## EXERCISE AIM
From the records below, return every line containing the word "selected".

## MATERIAL PROVIDED
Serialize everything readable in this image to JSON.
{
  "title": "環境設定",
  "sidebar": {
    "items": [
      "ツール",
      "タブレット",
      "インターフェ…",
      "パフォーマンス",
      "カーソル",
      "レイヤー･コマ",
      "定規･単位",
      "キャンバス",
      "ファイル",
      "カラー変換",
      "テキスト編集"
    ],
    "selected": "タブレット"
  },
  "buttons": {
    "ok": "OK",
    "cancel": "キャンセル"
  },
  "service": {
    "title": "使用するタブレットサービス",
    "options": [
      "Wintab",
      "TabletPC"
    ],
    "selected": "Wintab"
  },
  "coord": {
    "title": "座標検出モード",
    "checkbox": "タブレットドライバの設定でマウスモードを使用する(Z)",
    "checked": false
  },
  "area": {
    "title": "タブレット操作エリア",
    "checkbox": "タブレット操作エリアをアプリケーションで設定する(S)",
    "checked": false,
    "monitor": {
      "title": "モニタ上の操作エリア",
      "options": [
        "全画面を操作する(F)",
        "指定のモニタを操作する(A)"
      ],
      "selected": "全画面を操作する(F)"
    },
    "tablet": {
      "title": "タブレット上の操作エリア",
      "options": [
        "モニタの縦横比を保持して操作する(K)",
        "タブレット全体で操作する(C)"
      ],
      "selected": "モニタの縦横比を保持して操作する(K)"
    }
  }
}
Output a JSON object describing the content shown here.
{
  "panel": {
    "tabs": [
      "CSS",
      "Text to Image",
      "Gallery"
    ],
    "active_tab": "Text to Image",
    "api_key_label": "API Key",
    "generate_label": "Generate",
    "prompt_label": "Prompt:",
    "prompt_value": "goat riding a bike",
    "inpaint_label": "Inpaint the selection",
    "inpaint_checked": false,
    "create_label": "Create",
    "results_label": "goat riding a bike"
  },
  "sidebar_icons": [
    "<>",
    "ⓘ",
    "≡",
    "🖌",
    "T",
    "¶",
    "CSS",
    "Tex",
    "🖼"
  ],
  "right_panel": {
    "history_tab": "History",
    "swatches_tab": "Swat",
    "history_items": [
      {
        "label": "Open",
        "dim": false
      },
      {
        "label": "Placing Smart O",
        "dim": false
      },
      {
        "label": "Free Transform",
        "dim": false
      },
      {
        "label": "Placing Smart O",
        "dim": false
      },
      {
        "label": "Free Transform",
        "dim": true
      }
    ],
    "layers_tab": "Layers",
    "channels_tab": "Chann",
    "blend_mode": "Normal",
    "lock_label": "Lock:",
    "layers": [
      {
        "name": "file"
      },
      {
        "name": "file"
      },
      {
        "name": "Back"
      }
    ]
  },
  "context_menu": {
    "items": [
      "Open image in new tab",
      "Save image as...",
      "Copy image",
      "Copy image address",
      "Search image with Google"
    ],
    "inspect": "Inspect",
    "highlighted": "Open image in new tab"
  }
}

## RESULT OF THIS TASK
    "selected": "タブレット"
    "selected": "Wintab"
      "selected": "全画面を操作する(F)"
      "selected": "モニタの縦横比を保持して操作する(K)"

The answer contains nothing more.